In recent years, The New York Times has become a paper of choice for critics and haters of Israel. Its relentless and ritualistic condemnations of the state and its whitewashing of Palestinian crimes have aroused the ire of those who care about balance and truth in journalism. It is therefore no surprise that a few days ago in its international edition, a cartoon appeared that would not have been out of place in the hostile Arab press. It depicted a guide dog with the face of Benjamin Netanyahu leading a blind President Trump who was wearing a black yarmulke.
The meaning is abundantly clear. The gentile President, for all his power and might, has not been pursuing America’s own interests but Israeli ones. Israel, the Jew among nations, has been deceiving and manipulating a ‘dumb’ American President, and his country, by making it kowtow to a foreign power. The idea of wily Jews deceiving gentiles in order to gain control over foreign governments is textbook antisemitism straight out of the Protocols, and the trope is instantly familiar to those who have studied the history of anti-Jewish prejudice. The paper’s editors issued a forthright apology and promised changes but without providing any explanation as to why such an offensive image was allowed in the first place.
A key reason is that the cartoon’s central premise, that America blindly follows Israeli interests to the detriment of her own, has become increasingly mainstream in recent years. It is common to hear commentators on the liberal-left lament the supposedly manipulative influence of the pro-Israel lobby and its purportedly vice like grip on western politics.

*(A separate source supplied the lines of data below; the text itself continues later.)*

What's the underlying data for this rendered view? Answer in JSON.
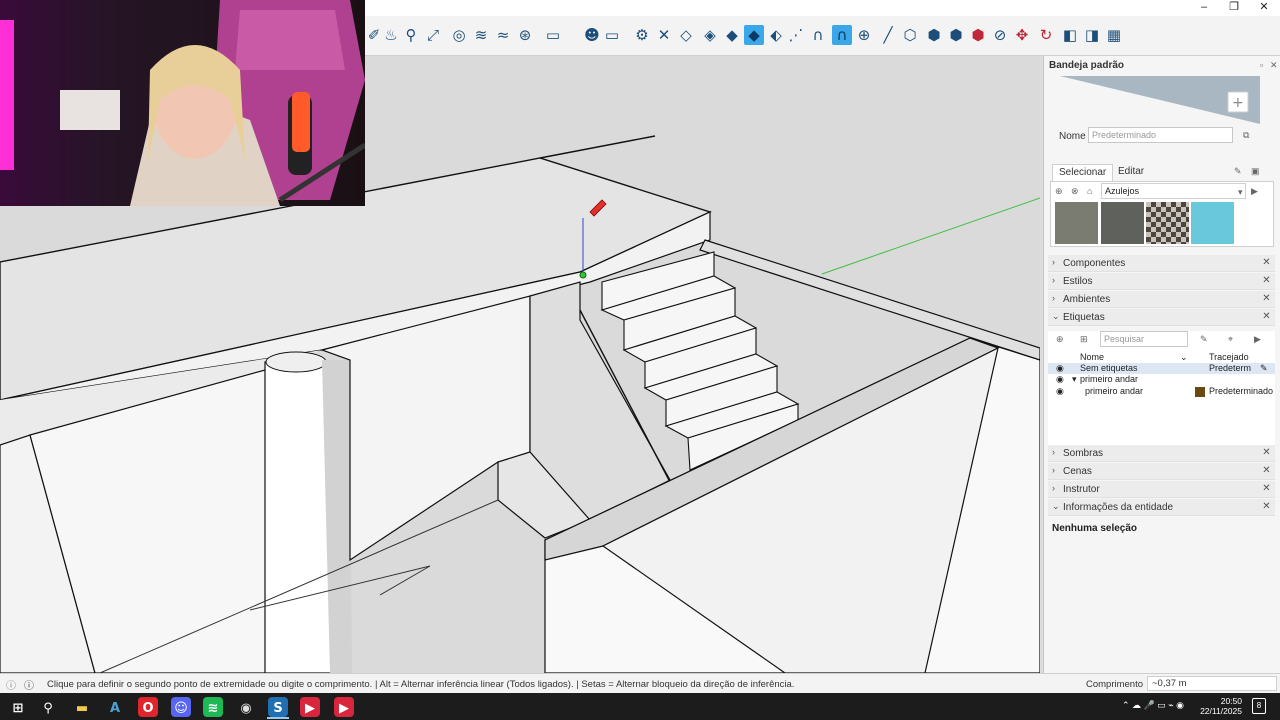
{
  "window": {
    "minimize": "–",
    "maximize": "❐",
    "close": "✕"
  },
  "toolbar": {
    "tools": [
      {
        "icon": "eraser-icon"
      },
      {
        "icon": "paint-icon"
      },
      {
        "icon": "zoom-icon"
      },
      {
        "icon": "zoom-extents-icon"
      },
      {
        "icon": "section-plane-icon"
      },
      {
        "icon": "section-fill-icon"
      },
      {
        "icon": "section-cut-icon"
      },
      {
        "icon": "warehouse-icon"
      },
      {
        "icon": "new-page-icon"
      },
      {
        "icon": "account-icon"
      },
      {
        "icon": "rectangle-icon"
      },
      {
        "icon": "settings-icon"
      },
      {
        "icon": "close-icon"
      },
      {
        "icon": "drop-outline-icon"
      },
      {
        "icon": "drop-half-icon"
      },
      {
        "icon": "drop-solid-icon"
      },
      {
        "icon": "drop-active-icon"
      },
      {
        "icon": "drop-split-icon"
      },
      {
        "icon": "magnet-dotted-icon"
      },
      {
        "icon": "magnet-icon"
      },
      {
        "icon": "magnet-active-icon"
      },
      {
        "icon": "add-circle-icon"
      },
      {
        "icon": "line-tool-icon"
      },
      {
        "icon": "cube-outline-icon"
      },
      {
        "icon": "cube-front-icon"
      },
      {
        "icon": "cube-blue-icon"
      },
      {
        "icon": "cube-red-icon"
      },
      {
        "icon": "cube-strike-icon"
      },
      {
        "icon": "move-icon"
      },
      {
        "icon": "rotate-icon"
      },
      {
        "icon": "layers-icon"
      },
      {
        "icon": "layers-blue-icon"
      },
      {
        "icon": "layers-grid-icon"
      }
    ]
  },
  "tray": {
    "title": "Bandeja padrão",
    "name_label": "Nome",
    "name_placeholder": "Predeterminado",
    "tabs": [
      {
        "label": "Selecionar"
      },
      {
        "label": "Editar"
      }
    ],
    "library": "Azulejos",
    "swatches": [
      "#7a7c72",
      "#5f615c",
      "#8a847a",
      "#69c8db"
    ],
    "sections": [
      {
        "label": "Componentes"
      },
      {
        "label": "Estilos"
      },
      {
        "label": "Ambientes"
      }
    ],
    "tags": {
      "label": "Etiquetas",
      "search_placeholder": "Pesquisar",
      "col_name": "Nome",
      "col_dash": "Tracejado",
      "rows": [
        {
          "name": "Sem etiquetas",
          "dash": "Predeterm",
          "selected": true
        },
        {
          "name": "primeiro andar",
          "dash": ""
        },
        {
          "name": "primeiro andar",
          "dash": "Predeterminado",
          "color": "#6a4a12"
        }
      ]
    },
    "more_sections": [
      {
        "label": "Sombras"
      },
      {
        "label": "Cenas"
      },
      {
        "label": "Instrutor"
      }
    ],
    "entity_info": {
      "label": "Informações da entidade",
      "message": "Nenhuma seleção"
    }
  },
  "status": {
    "message": "Clique para definir o segundo ponto de extremidade ou digite o comprimento. | Alt = Alternar inferência linear (Todos ligados). | Setas = Alternar bloqueio da direção de inferência.",
    "length_label": "Comprimento",
    "length_value": "~0,37 m"
  },
  "taskbar": {
    "time": "20:50",
    "date": "22/11/2025",
    "notifications": "8",
    "apps": [
      {
        "icon": "windows-start-icon",
        "color": "#ffffff"
      },
      {
        "icon": "search-icon",
        "color": "#ffffff"
      },
      {
        "icon": "file-explorer-icon",
        "color": "#f2c94c"
      },
      {
        "icon": "autocad-icon",
        "color": "#4ea1d3"
      },
      {
        "icon": "opera-icon",
        "color": "#e0262d"
      },
      {
        "icon": "discord-icon",
        "color": "#5865f2"
      },
      {
        "icon": "spotify-icon",
        "color": "#1db954"
      },
      {
        "icon": "obs-icon",
        "color": "#dddddd"
      },
      {
        "icon": "sketchup-icon",
        "color": "#1f6fb2"
      },
      {
        "icon": "red-app-icon",
        "color": "#d7263d"
      },
      {
        "icon": "red-app-2-icon",
        "color": "#d7263d"
      }
    ]
  }
}
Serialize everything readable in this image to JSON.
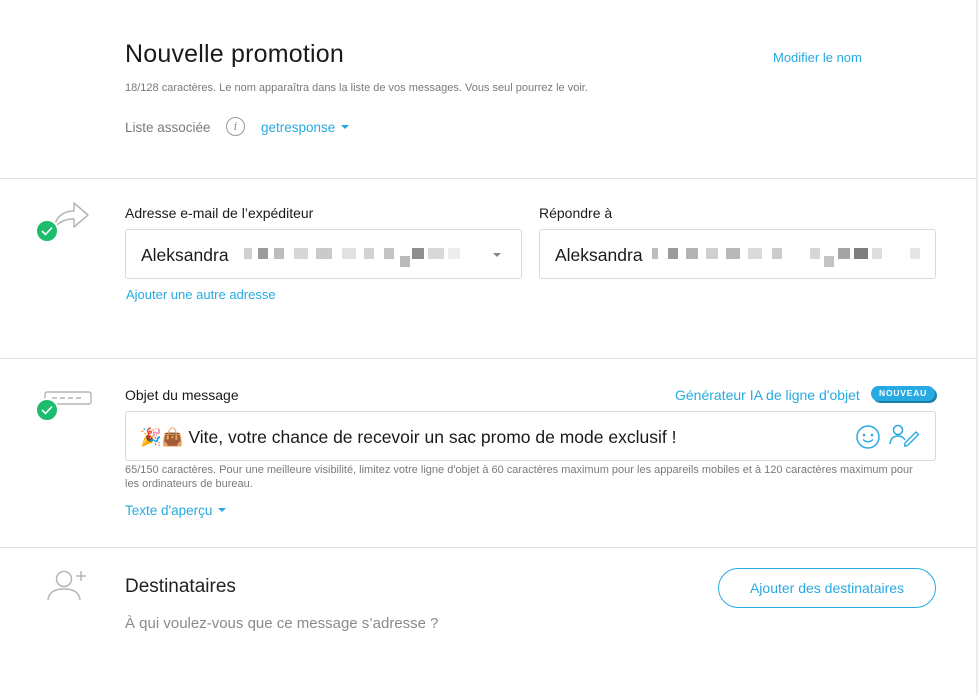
{
  "header": {
    "title": "Nouvelle promotion",
    "rename_link": "Modifier le nom",
    "name_hint": "18/128 caractères. Le nom apparaîtra dans la liste de vos messages. Vous seul pourrez le voir.",
    "list_label": "Liste associée",
    "info_icon": "i",
    "list_value": "getresponse"
  },
  "sender": {
    "from_label": "Adresse e-mail de l’expéditeur",
    "from_value": "Aleksandra",
    "add_address_link": "Ajouter une autre adresse",
    "reply_label": "Répondre à",
    "reply_value": "Aleksandra"
  },
  "subject": {
    "label": "Objet du message",
    "ai_link": "Générateur IA de ligne d'objet",
    "badge": "NOUVEAU",
    "value": "🎉👜 Vite, votre chance de recevoir un sac promo de mode exclusif !",
    "char_hint": "65/150 caractères. Pour une meilleure visibilité, limitez votre ligne d'objet à 60 caractères maximum pour les appareils mobiles et à 120 caractères maximum pour les ordinateurs de bureau.",
    "preview_link": "Texte d'aperçu"
  },
  "recipients": {
    "title": "Destinataires",
    "subtitle": "À qui voulez-vous que ce message s’adresse ?",
    "add_button": "Ajouter des destinataires"
  },
  "colors": {
    "accent": "#27aae1",
    "success": "#1bbd6d",
    "text": "#1a1a1a",
    "muted": "#7a7a7a",
    "border": "#d9d9d9"
  },
  "icons": [
    "info-icon",
    "forward-arrow-icon",
    "checkmark-icon",
    "subject-line-icon",
    "emoji-icon",
    "signature-icon",
    "add-user-icon",
    "dropdown-caret-icon"
  ]
}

It is one of the central premises of Walt and Mearsheimer’s book on the Israel lobby and it can be found in the polemics of Noam Chomsky and other radicals, many of whom have a cult following on the left. More recently, there were the disturbing comments made by Congresswoman Ilhan Omar whose criticisms of AIPAC alluded to antisemitic tropes of dual loyalties.
But the premise is also false in at least two respects. Firstly, America’s Middle East policies have not always been aligned with Israeli interests. There are many illustrations of this: America’s strong support for arming Saudi Arabia, including the sale of AWACS in the 1980s; President Bush Snr. holding up $10 billion of loan guarantees to Israel after the first Gulf war; the 2003 war against Saddam Hussein when much of elite Israeli opinion believed that Iran posed a bigger threat to the region; the decision of President Bush Jr. not to attack Syrian nuclear facilities; the consistent failure of US Presidents to move the American embassy to Jerusalem; President Obama’s criticisms of settlement policies and his refusal to bomb Iranian nuclear sites, together with the flawed nuclear arms deal in 2015. These cases, far from illustrating the omnipotence of the Israel lobby, point instead to its limited influence over US foreign policy.
Secondly, when Washington’s policies meet with Jerusalem’s approval, it is not because America is ‘seduced’ by AIPAC or led blindly by an all powerful Netanyahu. It is because pursuing a pro-Israel policy is in the country’s foreign policy interests. American politicians recognise that Israel has thwarted the nuclear aspirations of rogue regimes, including Saddam Hussein’s Iraq, Baathist Syria and Iran. Thus without Begin’s attack on Osiraq in 1981, the US and its allies might have been forced to confront an atomic armed Iraq in the first Gulf war.
America’s defence establishment has also learnt valuable lessons from Israel’s counter terror strategy, which includes targeted assassinations, urban warfare and the use of technology such as the unmanned aerial drone. Above all, Washington recognises the vital importance of Israeli intelligence in providing information about shared enemies. Air Force intelligence chief, Gen. George. Keegan, once said that Israel’s assistance in discovering Soviet Air Force capabilities and weapons could not have been procured ‘with five CIAs.’
The Israel-US alliance is about many other things, including trade, culture and shared values. But crucially it is a relationship that, for all its occasional tensions, serves both sides very well. What a shame that The New York Times has fallen prey, not just to ignorance and lies, but to the foulest prejudice.